  22. Cont..... Classical & Neo-classical Macroeconomics Basic Assumptions: Flexible wages and prices. Supply creates its own demand, Say’s Law. Forward-looking agents with perfect foresight. The price level is proportional to the money stock in the long run. Main argument: No need for government intervention as the economy has a self-correction mechanism. Inflation is caused by excessive growth in money stock.  No distinction b/n macro- & micro-economics.
  23. Cont.. 1.4.2 Keynesian Macroeconomics  The birth of modern macroeconomics is linked to the Great Depression (period of high unemp’t & stagnant production) & Keynes.  The market adjustment concept of classicals & neoclassicals didn’t work during 1929-1933.  Basic Assumptions:  Economy is unstable due to shifts in AD.  Nominal wages & prices are inflexible, esp. downwards.  Large multiplier effect for changes in government spending & tax rates.  Keynes emphasized “effective demand” or AD, and proposed expansionary policies.

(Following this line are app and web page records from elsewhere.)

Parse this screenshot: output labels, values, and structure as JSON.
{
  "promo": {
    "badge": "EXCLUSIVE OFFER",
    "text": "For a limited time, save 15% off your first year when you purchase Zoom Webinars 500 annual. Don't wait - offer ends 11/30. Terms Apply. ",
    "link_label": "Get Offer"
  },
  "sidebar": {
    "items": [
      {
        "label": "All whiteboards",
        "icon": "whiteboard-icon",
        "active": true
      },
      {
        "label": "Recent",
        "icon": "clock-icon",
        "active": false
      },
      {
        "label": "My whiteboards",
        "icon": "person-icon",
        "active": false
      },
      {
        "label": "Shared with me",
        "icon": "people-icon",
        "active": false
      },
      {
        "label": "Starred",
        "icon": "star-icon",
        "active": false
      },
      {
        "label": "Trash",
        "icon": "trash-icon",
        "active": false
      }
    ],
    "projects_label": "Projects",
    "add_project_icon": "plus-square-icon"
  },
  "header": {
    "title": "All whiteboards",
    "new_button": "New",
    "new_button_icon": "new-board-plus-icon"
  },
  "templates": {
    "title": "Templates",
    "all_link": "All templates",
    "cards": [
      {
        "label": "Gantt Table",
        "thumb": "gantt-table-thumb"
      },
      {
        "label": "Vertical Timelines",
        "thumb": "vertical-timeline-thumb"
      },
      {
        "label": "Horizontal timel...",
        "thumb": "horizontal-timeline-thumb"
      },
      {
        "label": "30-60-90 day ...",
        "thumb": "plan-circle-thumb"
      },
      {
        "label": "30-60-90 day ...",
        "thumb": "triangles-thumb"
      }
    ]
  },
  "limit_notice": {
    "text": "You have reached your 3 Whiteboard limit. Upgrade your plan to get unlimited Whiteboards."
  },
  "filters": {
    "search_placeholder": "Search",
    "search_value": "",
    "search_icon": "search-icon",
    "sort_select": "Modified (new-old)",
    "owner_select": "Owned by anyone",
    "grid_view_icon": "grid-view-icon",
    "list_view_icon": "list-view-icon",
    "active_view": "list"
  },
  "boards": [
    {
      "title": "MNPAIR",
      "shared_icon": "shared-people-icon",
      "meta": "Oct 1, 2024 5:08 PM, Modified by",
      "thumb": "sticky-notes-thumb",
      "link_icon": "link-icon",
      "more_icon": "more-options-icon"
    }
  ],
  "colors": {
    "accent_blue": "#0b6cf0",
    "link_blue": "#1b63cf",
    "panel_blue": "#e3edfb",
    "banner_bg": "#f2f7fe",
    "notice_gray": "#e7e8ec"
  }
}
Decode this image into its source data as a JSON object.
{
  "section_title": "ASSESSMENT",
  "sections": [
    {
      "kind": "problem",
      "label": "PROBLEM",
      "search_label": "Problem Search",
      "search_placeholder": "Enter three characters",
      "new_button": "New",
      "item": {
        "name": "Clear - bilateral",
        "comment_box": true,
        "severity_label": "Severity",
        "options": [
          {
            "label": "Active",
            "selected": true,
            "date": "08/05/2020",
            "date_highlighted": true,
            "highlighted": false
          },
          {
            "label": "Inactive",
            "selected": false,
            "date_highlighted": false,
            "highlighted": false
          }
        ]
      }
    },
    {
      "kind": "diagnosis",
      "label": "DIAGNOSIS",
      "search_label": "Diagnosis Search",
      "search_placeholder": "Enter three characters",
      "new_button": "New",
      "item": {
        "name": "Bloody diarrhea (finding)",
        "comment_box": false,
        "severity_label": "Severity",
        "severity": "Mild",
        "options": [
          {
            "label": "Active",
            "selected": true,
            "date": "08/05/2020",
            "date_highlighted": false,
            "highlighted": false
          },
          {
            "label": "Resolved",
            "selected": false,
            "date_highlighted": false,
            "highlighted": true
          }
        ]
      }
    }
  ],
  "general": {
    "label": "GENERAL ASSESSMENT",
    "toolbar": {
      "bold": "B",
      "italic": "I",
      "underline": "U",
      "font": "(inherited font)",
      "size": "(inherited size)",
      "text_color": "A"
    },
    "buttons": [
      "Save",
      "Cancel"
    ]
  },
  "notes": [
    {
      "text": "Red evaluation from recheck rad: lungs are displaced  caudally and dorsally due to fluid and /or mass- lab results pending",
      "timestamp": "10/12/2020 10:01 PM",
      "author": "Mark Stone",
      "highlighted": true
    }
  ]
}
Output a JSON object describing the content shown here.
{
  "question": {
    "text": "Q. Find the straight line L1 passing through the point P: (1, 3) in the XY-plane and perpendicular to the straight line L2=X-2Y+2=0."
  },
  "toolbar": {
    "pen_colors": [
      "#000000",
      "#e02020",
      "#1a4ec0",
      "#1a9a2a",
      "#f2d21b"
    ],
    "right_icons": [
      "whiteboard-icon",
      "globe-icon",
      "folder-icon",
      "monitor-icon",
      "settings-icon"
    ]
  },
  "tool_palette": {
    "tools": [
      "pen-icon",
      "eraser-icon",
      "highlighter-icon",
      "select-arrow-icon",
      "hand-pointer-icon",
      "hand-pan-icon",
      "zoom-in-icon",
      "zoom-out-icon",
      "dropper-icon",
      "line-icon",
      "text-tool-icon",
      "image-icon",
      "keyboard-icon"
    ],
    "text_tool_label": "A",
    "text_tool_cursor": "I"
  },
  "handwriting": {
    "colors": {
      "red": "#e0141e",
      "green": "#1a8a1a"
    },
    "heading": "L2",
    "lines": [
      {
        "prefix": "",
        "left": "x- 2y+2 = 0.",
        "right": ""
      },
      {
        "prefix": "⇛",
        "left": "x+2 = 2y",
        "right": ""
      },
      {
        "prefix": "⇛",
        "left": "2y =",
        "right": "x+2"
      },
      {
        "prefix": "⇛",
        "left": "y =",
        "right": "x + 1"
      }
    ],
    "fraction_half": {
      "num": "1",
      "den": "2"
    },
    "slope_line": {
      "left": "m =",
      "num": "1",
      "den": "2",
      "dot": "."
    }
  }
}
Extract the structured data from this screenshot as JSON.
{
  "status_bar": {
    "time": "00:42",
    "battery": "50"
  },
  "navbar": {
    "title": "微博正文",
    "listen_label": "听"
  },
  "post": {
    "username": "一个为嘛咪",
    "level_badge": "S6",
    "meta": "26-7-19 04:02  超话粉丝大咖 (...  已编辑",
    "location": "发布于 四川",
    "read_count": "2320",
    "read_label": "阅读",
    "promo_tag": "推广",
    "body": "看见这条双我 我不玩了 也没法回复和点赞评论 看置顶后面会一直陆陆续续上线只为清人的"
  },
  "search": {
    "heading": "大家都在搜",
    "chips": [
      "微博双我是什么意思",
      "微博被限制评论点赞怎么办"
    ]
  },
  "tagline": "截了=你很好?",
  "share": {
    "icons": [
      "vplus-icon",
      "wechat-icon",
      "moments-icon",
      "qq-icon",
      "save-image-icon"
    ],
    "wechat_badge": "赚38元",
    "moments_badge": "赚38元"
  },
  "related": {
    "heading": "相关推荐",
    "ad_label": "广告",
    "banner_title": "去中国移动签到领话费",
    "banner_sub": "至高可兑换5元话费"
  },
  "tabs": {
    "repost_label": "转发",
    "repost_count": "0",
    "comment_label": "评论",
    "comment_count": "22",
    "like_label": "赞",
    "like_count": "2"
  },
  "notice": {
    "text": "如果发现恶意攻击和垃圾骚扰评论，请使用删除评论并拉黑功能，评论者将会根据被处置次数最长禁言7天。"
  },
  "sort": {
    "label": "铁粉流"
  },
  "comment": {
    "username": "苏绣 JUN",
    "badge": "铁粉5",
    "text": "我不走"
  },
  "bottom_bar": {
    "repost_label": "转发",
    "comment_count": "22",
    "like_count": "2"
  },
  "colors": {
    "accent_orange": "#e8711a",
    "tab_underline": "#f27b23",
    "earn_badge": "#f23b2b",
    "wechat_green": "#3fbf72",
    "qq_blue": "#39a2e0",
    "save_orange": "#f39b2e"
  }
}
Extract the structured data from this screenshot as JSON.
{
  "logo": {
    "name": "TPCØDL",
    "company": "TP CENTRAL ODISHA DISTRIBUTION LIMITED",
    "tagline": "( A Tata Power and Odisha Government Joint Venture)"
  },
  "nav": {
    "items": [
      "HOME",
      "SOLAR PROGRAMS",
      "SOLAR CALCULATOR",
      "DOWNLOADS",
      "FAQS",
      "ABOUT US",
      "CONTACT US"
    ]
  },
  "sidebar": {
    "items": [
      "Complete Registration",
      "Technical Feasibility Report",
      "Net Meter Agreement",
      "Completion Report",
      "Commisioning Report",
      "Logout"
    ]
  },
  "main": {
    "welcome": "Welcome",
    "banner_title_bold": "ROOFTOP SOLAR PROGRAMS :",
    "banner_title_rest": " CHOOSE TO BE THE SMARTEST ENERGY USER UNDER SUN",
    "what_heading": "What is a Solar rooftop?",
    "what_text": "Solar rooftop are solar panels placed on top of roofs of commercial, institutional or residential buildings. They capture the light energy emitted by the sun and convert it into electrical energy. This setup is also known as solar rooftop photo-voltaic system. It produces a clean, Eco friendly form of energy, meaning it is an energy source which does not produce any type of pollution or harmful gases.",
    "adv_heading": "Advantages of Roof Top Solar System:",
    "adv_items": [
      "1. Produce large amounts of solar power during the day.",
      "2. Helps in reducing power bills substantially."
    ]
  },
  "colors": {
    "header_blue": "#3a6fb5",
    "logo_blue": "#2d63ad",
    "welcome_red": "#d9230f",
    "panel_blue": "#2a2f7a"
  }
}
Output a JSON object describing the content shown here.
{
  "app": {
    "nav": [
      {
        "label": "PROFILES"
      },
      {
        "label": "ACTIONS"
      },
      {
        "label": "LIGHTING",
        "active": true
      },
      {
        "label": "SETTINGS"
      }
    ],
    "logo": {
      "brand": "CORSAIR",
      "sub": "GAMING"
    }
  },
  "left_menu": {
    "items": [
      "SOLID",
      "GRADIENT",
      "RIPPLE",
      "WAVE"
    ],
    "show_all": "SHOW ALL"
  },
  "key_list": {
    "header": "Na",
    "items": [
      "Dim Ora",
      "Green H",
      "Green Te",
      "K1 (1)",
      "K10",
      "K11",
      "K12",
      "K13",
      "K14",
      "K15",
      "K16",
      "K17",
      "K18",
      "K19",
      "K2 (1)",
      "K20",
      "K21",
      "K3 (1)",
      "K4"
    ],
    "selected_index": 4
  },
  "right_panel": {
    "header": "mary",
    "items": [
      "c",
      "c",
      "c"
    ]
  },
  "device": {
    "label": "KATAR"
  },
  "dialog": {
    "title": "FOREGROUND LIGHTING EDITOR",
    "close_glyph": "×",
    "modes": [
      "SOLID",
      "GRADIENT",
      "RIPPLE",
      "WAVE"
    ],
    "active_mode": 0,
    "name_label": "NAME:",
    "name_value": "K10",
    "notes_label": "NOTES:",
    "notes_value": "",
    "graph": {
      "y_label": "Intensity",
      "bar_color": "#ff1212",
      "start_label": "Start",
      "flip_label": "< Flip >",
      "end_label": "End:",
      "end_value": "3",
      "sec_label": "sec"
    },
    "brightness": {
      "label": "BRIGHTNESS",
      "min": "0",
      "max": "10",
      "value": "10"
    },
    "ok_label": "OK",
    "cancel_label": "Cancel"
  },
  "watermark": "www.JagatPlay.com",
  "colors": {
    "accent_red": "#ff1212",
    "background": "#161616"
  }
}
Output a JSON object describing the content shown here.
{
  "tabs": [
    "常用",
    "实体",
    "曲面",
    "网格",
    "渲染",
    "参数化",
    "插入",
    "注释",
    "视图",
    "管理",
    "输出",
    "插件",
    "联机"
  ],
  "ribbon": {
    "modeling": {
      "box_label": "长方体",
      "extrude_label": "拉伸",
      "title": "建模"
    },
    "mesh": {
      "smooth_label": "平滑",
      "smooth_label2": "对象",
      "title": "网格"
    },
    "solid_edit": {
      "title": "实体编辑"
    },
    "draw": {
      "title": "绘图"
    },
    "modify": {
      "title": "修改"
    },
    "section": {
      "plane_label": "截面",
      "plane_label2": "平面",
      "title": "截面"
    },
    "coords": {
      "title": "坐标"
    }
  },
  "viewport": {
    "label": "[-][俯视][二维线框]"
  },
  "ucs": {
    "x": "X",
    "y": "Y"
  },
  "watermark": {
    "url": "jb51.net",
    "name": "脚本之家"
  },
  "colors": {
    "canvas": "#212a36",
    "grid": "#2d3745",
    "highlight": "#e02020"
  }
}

  24. Cont... These Policies are fiscal & monetary: 1. Increasing government expenditure (G): G  AD  Y (production). Y (output/income)  C (Consumption)  AD  Y ... – the multiplier effect. 2. Increasing money supply (M): M  r (interest rate)  I (investment)  AD  Y ... – the multiplier effect. But, all the M may be absorbed at the existing r (esp. when recession is deep) – the economy is in liquidity trap! With liquidity trap, the Classical model is incapable of producing equilibrium – Keynes.  Keynes preferred fiscal to monetary policy.
  25. 1.5 The State of Macroeconomics: Evolution & Recent Developments 1.5.1 New Classicals  In the 1970s, the debate on active policy brought to the fore new groups – new classicals & new Keynesians.  New classicals attached great importance to the role of expectation in influencing macro-economic equilibrium.  They introduced macroeconomic analysis from micro foundations.  Expansionary fiscal policy tends to increase inflationary expectations, shifting AS, causing real GDP to fall & the price level to rise.  Many of them supported supply-side policies meant to raise growth rate of potential GDP.
  26. Cont. 1.5.2 New Keynesians  They gave micro foundation for Keynesian thoughts.  Markets sometimes do not clear even when individuals are rationally looking out for their own interests.  Emphasize imperfections in various markets (labor, credit, product).  Information problems & costs of changing prices may lead to price rigidities, causing macroeconomic fluctuations in output & emp’t.
  27. Cont....  Their central working assumptions are:  forward looking economic agents with rational expectations.  Markets clear.  AS is responsive to changes in expectations about inflation.  Incentives to produce, work & save are affected by government policies which influence marginal tax rates and subsidize households and businesses.  The self-correction mechanism is based on shifts in AS caused by changes in expectations of inflation.
  28. 1.2 The State of Macroeconomics: Evolution & Recent Developments 1. New Keynesians  They gave micro foundation for Keynesian thoughts.  Markets sometimes do not clear even when individuals are rationally looking out for their own interests.  Emphasize imperfections in various markets (labor, credit, product).  Information problems & costs of changing prices may lead to price rigidities, causing macroeconomic fluctuations in output & emp’t.